- The federal award agency expressly authorized noncompetitive proposals as appropriate in response to a written request from the tax-exempt.
In order to avoid the risk of noncompliance with UGG and specifically its procurement guidelines, please be aware of the following:
- For any costs paid with federal funds between $3,501 and $149,999, you must comply and document appropriately that your organization has followed the new procurement rules effective Jan. 1, 2017
- The other four procurement sectors discussed above are also effective Jan. 1, 2017. If you have not implemented the necessary procedures, please do so immediately
- Your independent auditors will be required to specifically test your agency’s compliance with these new procurement regulations when they audit calendar year 2017
If you have not implemented comprehensive policies and procedures to adjust to these new requirements, your federal single audit reports will most likely include deficiencies. Deficiencies of this nature will receive increased scrutiny due to the fact that the procurement regulations have been publicly available for more than two years. If, for some reason, you have not implemented the necessary procedures, please obtain expert advice as soon as possible.
Gerald Archibald is a partner serving both of our Rochester, NY, and New York City offices.
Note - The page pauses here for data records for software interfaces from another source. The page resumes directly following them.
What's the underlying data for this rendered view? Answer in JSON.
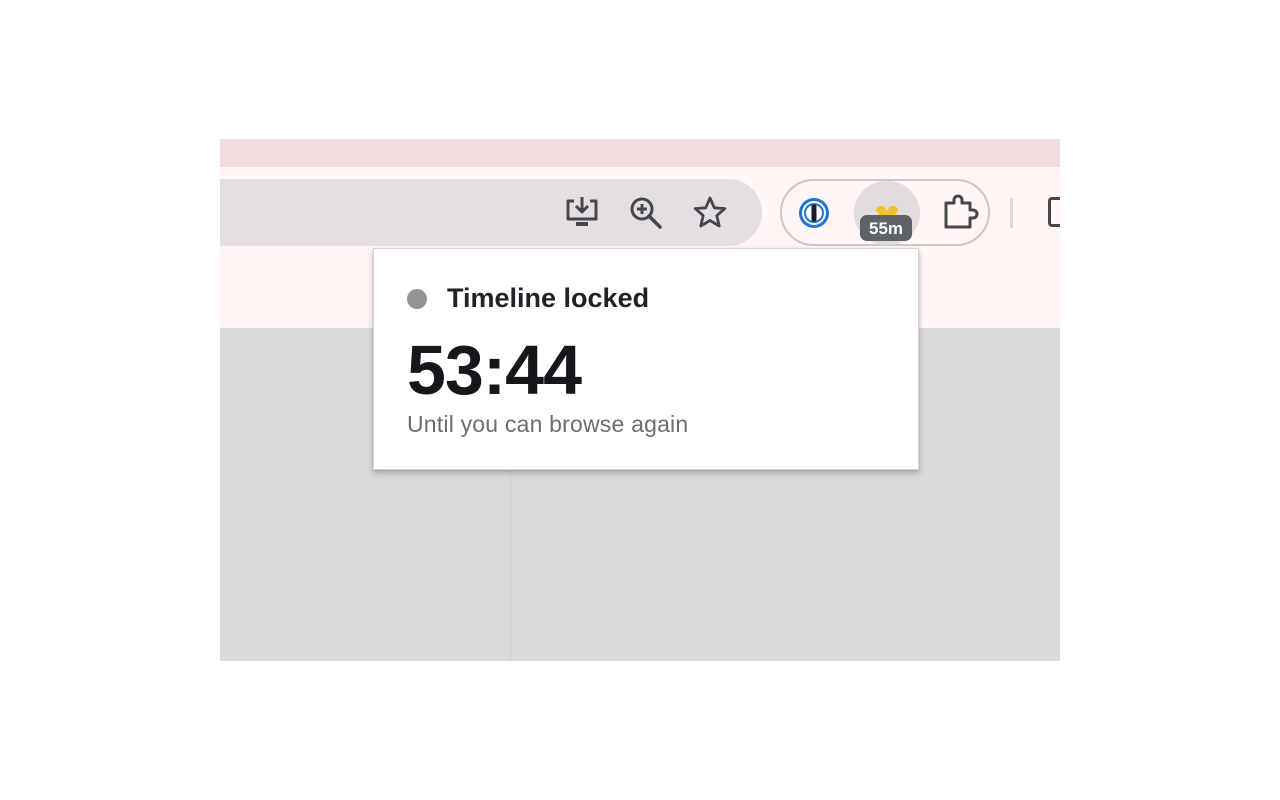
{
  "toolbar": {
    "omnibox_icons": [
      "install-app-icon",
      "zoom-in-icon",
      "bookmark-star-icon"
    ],
    "extensions": [
      {
        "name": "1Password",
        "icon": "onepassword-icon"
      },
      {
        "name": "Timeline",
        "icon": "timeline-extension-icon",
        "badge": "55m"
      },
      {
        "name": "Extensions",
        "icon": "puzzle-piece-icon"
      }
    ]
  },
  "popup": {
    "title": "Timeline locked",
    "timer": "53:44",
    "subtitle": "Until you can browse again"
  },
  "colors": {
    "tabstrip": "#f3dde0",
    "toolbar": "#fff6f5",
    "omnibox": "#e4dfe2",
    "badge": "#5f6367",
    "onepassword_blue": "#1a73e8",
    "timeline_yellow": "#f2c12e",
    "status_dot": "#919396",
    "content": "#dadada"
  }
}
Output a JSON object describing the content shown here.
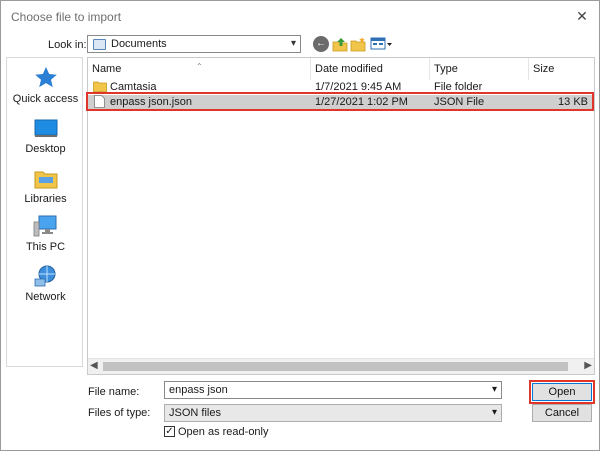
{
  "window": {
    "title": "Choose file to import",
    "close_glyph": "✕"
  },
  "toolbar": {
    "lookin_label": "Look in:",
    "lookin_value": "Documents",
    "back_glyph": "←",
    "icons": [
      "back-icon",
      "up-folder-icon",
      "new-folder-icon",
      "views-menu-icon"
    ]
  },
  "places": [
    {
      "label": "Quick access",
      "icon": "star-icon"
    },
    {
      "label": "Desktop",
      "icon": "desktop-icon"
    },
    {
      "label": "Libraries",
      "icon": "libraries-icon"
    },
    {
      "label": "This PC",
      "icon": "this-pc-icon"
    },
    {
      "label": "Network",
      "icon": "network-icon"
    }
  ],
  "columns": {
    "name": "Name",
    "date": "Date modified",
    "type": "Type",
    "size": "Size"
  },
  "files": [
    {
      "name": "Camtasia",
      "date": "1/7/2021 9:45 AM",
      "type": "File folder",
      "size": "",
      "icon": "folder-icon"
    },
    {
      "name": "enpass json.json",
      "date": "1/27/2021 1:02 PM",
      "type": "JSON File",
      "size": "13 KB",
      "icon": "file-icon",
      "selected": true
    }
  ],
  "form": {
    "filename_label": "File name:",
    "filename_value": "enpass json",
    "filetype_label": "Files of type:",
    "filetype_value": "JSON files",
    "readonly_label": "Open as read-only",
    "readonly_checked": true,
    "check_glyph": "✓"
  },
  "buttons": {
    "open": "Open",
    "cancel": "Cancel"
  },
  "colors": {
    "highlight": "#e0352b",
    "selection": "#cfcfcf",
    "accent": "#0078d7"
  }
}
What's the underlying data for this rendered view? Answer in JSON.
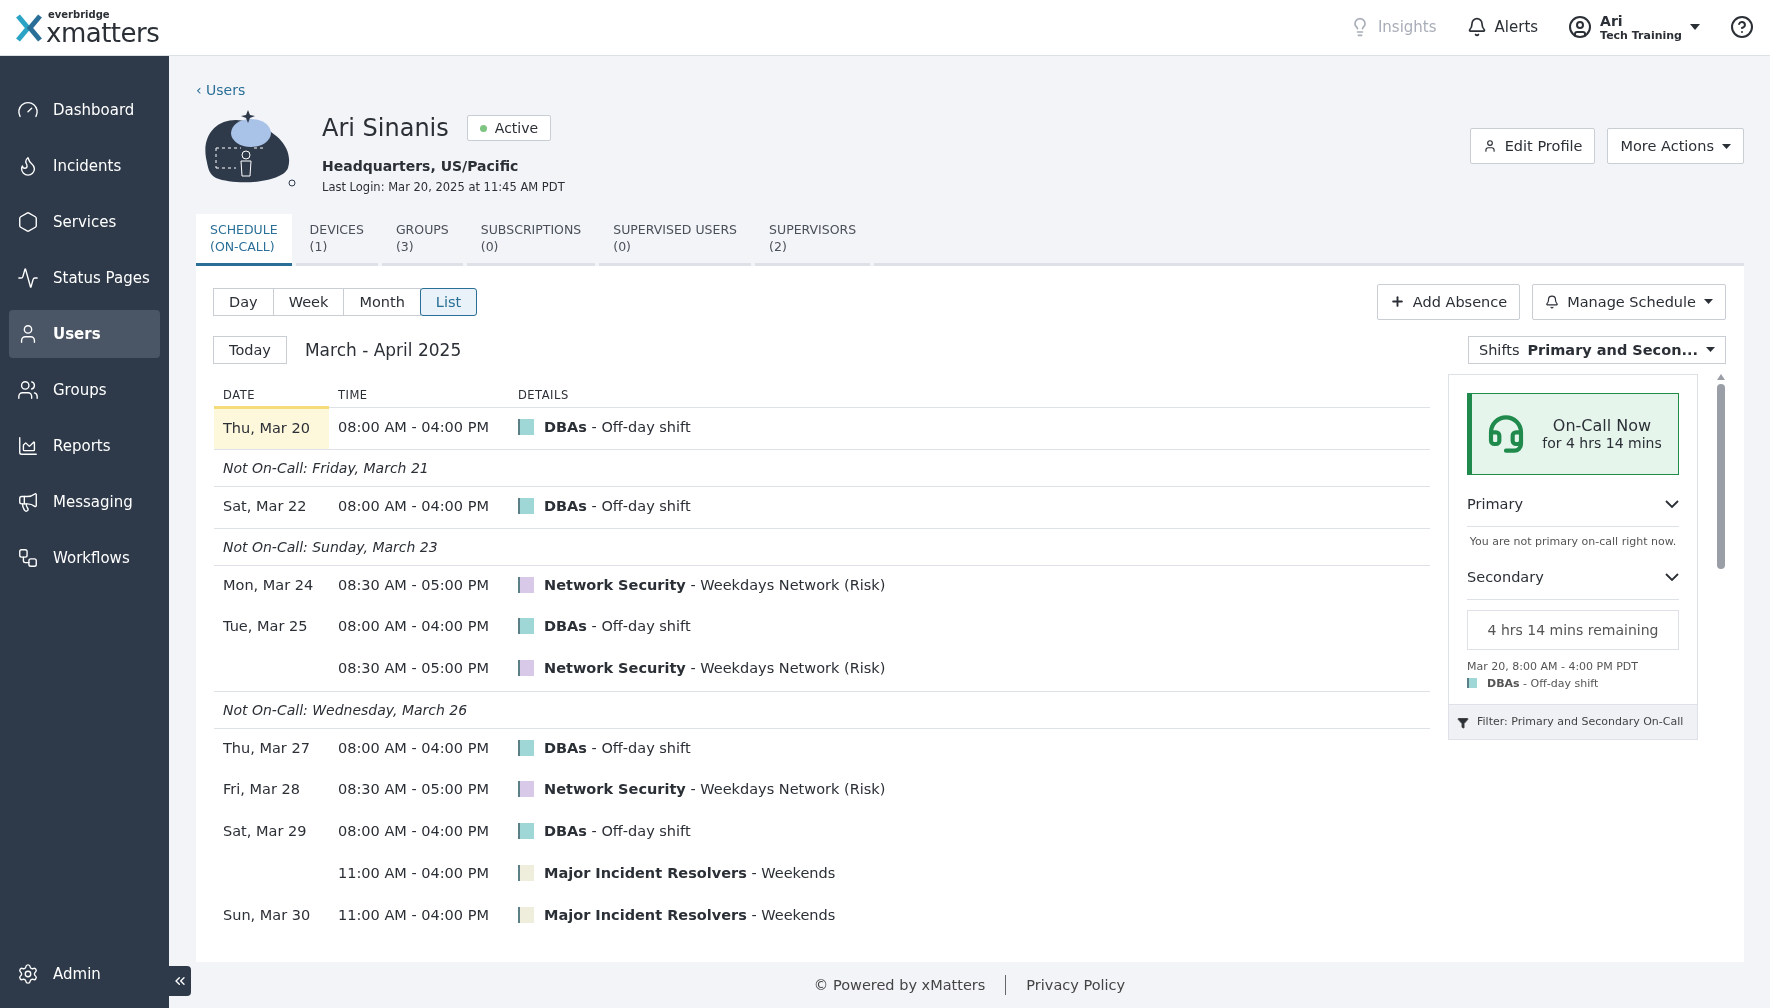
{
  "brand": {
    "top": "everbridge",
    "name": "xmatters"
  },
  "topbar": {
    "insights": "Insights",
    "alerts": "Alerts",
    "user_name": "Ari",
    "user_org": "Tech Training"
  },
  "sidebar": {
    "items": [
      {
        "label": "Dashboard",
        "selected": false
      },
      {
        "label": "Incidents",
        "selected": false
      },
      {
        "label": "Services",
        "selected": false
      },
      {
        "label": "Status Pages",
        "selected": false
      },
      {
        "label": "Users",
        "selected": true
      },
      {
        "label": "Groups",
        "selected": false
      },
      {
        "label": "Reports",
        "selected": false
      },
      {
        "label": "Messaging",
        "selected": false
      },
      {
        "label": "Workflows",
        "selected": false
      }
    ],
    "admin": "Admin"
  },
  "breadcrumb": "‹ Users",
  "profile": {
    "name": "Ari Sinanis",
    "status": "Active",
    "location": "Headquarters, US/Pacific",
    "last_login": "Last Login: Mar 20, 2025 at 11:45 AM PDT",
    "actions": [
      "Edit Profile",
      "More Actions"
    ]
  },
  "tabs": [
    {
      "label": "SCHEDULE",
      "count": "(ON-CALL)",
      "selected": true
    },
    {
      "label": "DEVICES",
      "count": "(1)",
      "selected": false
    },
    {
      "label": "GROUPS",
      "count": "(3)",
      "selected": false
    },
    {
      "label": "SUBSCRIPTIONS",
      "count": "(0)",
      "selected": false
    },
    {
      "label": "SUPERVISED USERS",
      "count": "(0)",
      "selected": false
    },
    {
      "label": "SUPERVISORS",
      "count": "(2)",
      "selected": false
    }
  ],
  "views": [
    {
      "label": "Day",
      "selected": false
    },
    {
      "label": "Week",
      "selected": false
    },
    {
      "label": "Month",
      "selected": false
    },
    {
      "label": "List",
      "selected": true
    }
  ],
  "schedule_actions": [
    "Add Absence",
    "Manage Schedule"
  ],
  "today_button": "Today",
  "range": "March - April 2025",
  "shifts_filter": {
    "label": "Shifts",
    "value": "Primary and Secon..."
  },
  "table": {
    "columns": [
      "DATE",
      "TIME",
      "DETAILS"
    ],
    "rows": [
      {
        "kind": "entry",
        "date": "Thu, Mar 20",
        "today": true,
        "time": "08:00 AM - 04:00 PM",
        "details": "**DBAs** - Off-day shift",
        "color": "#9fd6d6"
      },
      {
        "kind": "gap",
        "text": "Not On-Call: Friday, March 21"
      },
      {
        "kind": "entry",
        "date": "Sat, Mar 22",
        "today": false,
        "time": "08:00 AM - 04:00 PM",
        "details": "**DBAs** - Off-day shift",
        "color": "#9fd6d6"
      },
      {
        "kind": "gap",
        "text": "Not On-Call: Sunday, March 23"
      },
      {
        "kind": "entry",
        "date": "Mon, Mar 24",
        "today": false,
        "time": "08:30 AM - 05:00 PM",
        "details": "**Network Security** - Weekdays Network (Risk)",
        "color": "#d8c9e9"
      },
      {
        "kind": "entry",
        "date": "Tue, Mar 25",
        "today": false,
        "time": "08:00 AM - 04:00 PM",
        "details": "**DBAs** - Off-day shift",
        "color": "#9fd6d6"
      },
      {
        "kind": "entry",
        "time": "08:30 AM - 05:00 PM",
        "details": "**Network Security** - Weekdays Network (Risk)",
        "color": "#d8c9e9"
      },
      {
        "kind": "gap",
        "text": "Not On-Call: Wednesday, March 26"
      },
      {
        "kind": "entry",
        "date": "Thu, Mar 27",
        "today": false,
        "time": "08:00 AM - 04:00 PM",
        "details": "**DBAs** - Off-day shift",
        "color": "#9fd6d6"
      },
      {
        "kind": "entry",
        "date": "Fri, Mar 28",
        "today": false,
        "time": "08:30 AM - 05:00 PM",
        "details": "**Network Security** - Weekdays Network (Risk)",
        "color": "#d8c9e9"
      },
      {
        "kind": "entry",
        "date": "Sat, Mar 29",
        "today": false,
        "time": "08:00 AM - 04:00 PM",
        "details": "**DBAs** - Off-day shift",
        "color": "#9fd6d6"
      },
      {
        "kind": "entry",
        "time": "11:00 AM - 04:00 PM",
        "details": "**Major Incident Resolvers** - Weekends",
        "color": "#efeedc"
      },
      {
        "kind": "entry",
        "date": "Sun, Mar 30",
        "today": false,
        "time": "11:00 AM - 04:00 PM",
        "details": "**Major Incident Resolvers** - Weekends",
        "color": "#efeedc"
      }
    ]
  },
  "oncall": {
    "title": "On-Call Now",
    "duration": "for 4 hrs 14 mins",
    "sections": [
      {
        "label": "Primary",
        "expanded": true
      },
      {
        "label": "Secondary",
        "expanded": true
      }
    ],
    "primary_note": "You are not primary on-call right now.",
    "remaining": "4 hrs 14 mins remaining",
    "shift_time": "Mar 20, 8:00 AM - 4:00 PM PDT",
    "shift": {
      "details": "**DBAs** - Off-day shift",
      "color": "#9fd6d6"
    },
    "filter": "Filter: Primary and Secondary On-Call"
  },
  "footer": {
    "powered": "© Powered by xMatters",
    "privacy": "Privacy Policy"
  }
}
This material has been prepared for general, informational purposes only and is not intended to provide, and should not be relied on for, tax, legal or accounting advice. Should you require any such advice, please contact us directly. The information contained herein does not create, and your review or use of the information does not constitute, an accountant-client relationship.